Joy and Happiness
Reflection from Fr. Michael McCandles
Reflection from Brooke
Happiness, if anything, can feel confusing.
Our senses are overwhelmed with messages, songs, images, opinions and rhetoric on what brings happiness. From the screens we watch to the ones we read, advertisers promise they can fill our longings with their miracle products and solutions.
Justin Timberlake tells me that he has sunshine in his pocket. Sheryl Crow promises that if it makes me happy, it can’t be that bad. Bobby McFerrin lazily chants -- don’t worry; be happy.
But Father Michael offers a different perspective. He proposes that if we have the right desires, we will have the right destinations.
I have personally never heard a pop song that had my right desires or eternal glory in mind.
Father says that we often seek temporal (earthly, passing) pleasures but challenges whether it will satisfy our true longings. He says that the pleasure of this earthly life isn’t wrong but it also isn’t lasting.
“Man is made to live in communion with God in whom he finds happiness:
When I am completely united to you, there will be no more sorrow or trials; entirely full of you, my life will be complete. (St. Augustine). (Catechism 45)
Jesus speaks to us about happiness in Matthew, Chapter 5 through the Beatitudes. Happiness isn’t something we possess let alone put in our pocket. It is a product of living with Jesus and cannot be manufactured. It is found through seeking righteousness, humility, purity, and meekness and through our mourning, the mercy we share and the peace we seek.
Joy is a gift and the result of having ‘right desire’. Being in the proximity of Jesus like the baby John in the womb of Elizabeth or when He breathes upon his apostles after the Resurrection-- this brings us joy. Working with what God wants us to do and cooperating with where He wants us to be is what brings a fruit of The Holy Spirit that cannot be stolen by another.

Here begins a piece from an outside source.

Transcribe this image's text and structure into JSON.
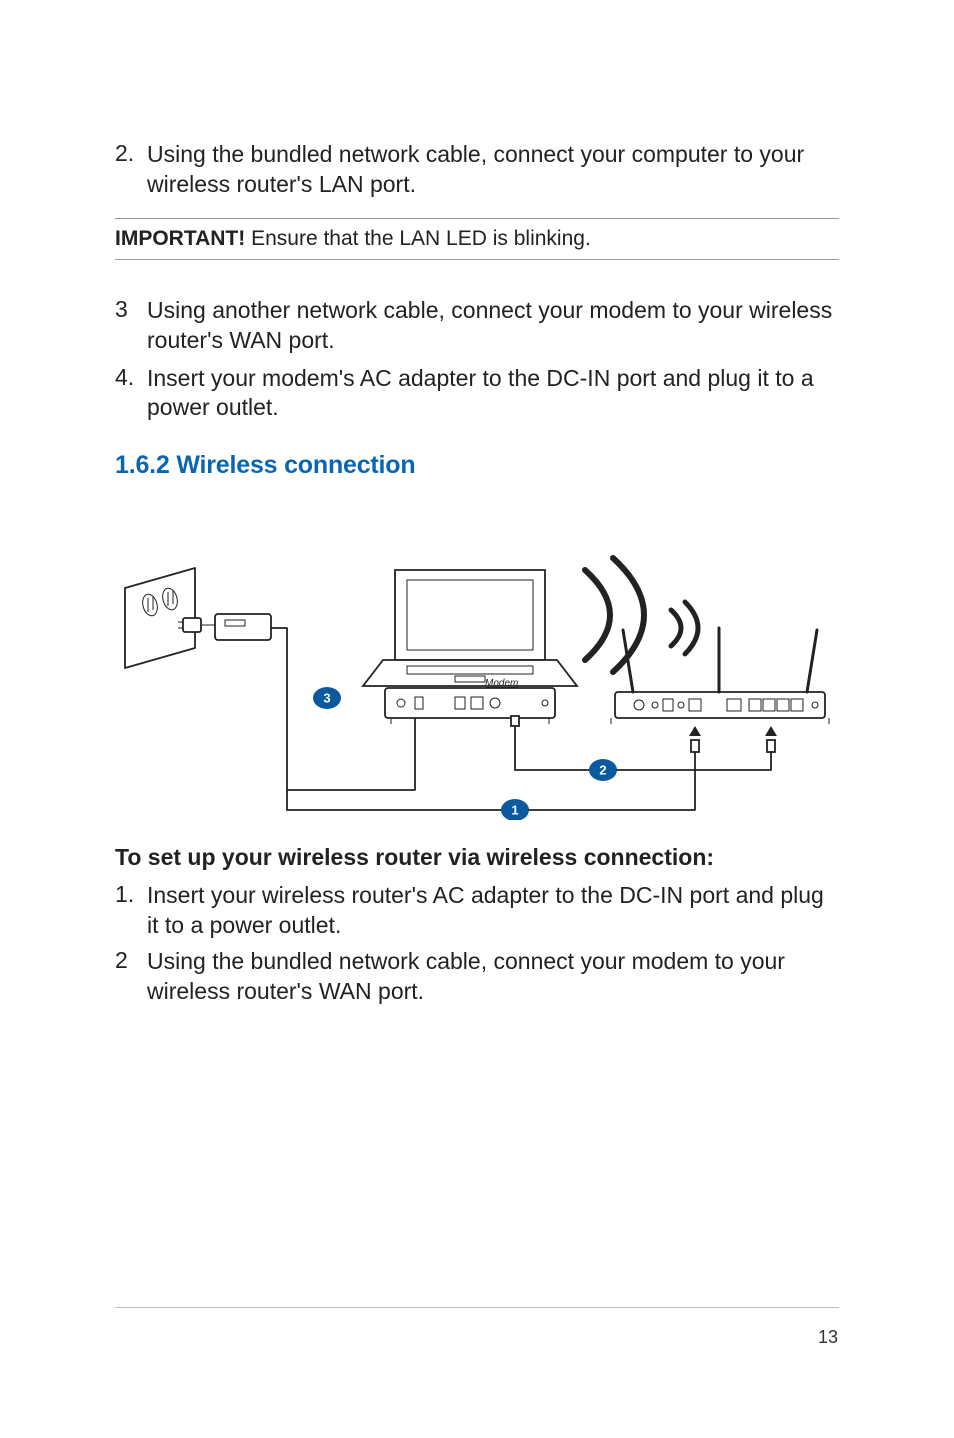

Where we find ourselves these days threatens our happiness and our joy. Left in isolation, the enemy begins to work on us and we begin to question whether we can ever feel happy or normal again. We mourn the loss of our freedom and our past life and wonder if this isolation will stretch into eternity.
The antidote for this spiritual attack then is to ask what our desires are because if we have the right desire we will have the right destination. And if we walk with God towards the destination He desires for us, we will find joy on the way.
A few questions to ponder in your mind, in your prayer or in your journal.
What do I truly desire? What about my desires is temporal? What about them is eternal? What destination will I come to by seeking these desires?
This Easter we find ourselves locked away from our normalcy and especially from the Sacraments. We are seperated from the families we love and the Church we serve. And yet Christ is near. How is God calling me to walk with Him during this time? What is He asking me to ponder quietly with Him alone?
Find the poem Lead Kindly Light by Cardinal John Henry Newman on the internet. Spend some time reading through it and finding the words that resonate with the fibers of your being. Pick a few words and describe how these words impact you.
A Song for your Soul
How Can I Keep From Singing
A Friend to Walk With
St. Teresa of Calcutta
You are the source of our joy, You are Eternal Light.
We find ourselves entering this Holy Week in darkness, like You did.
We are shrouded with uncertainty and are so tempted to cling to the promises of this world.
But it is Your promises that stand firm through all time. Open our hearts so we might receive Your promises and Your joy as we walk through Your Passion to glory.
Sacred Heart of Jesus, have mercy on us.
Saint Teresa of Calcutta, pray for us.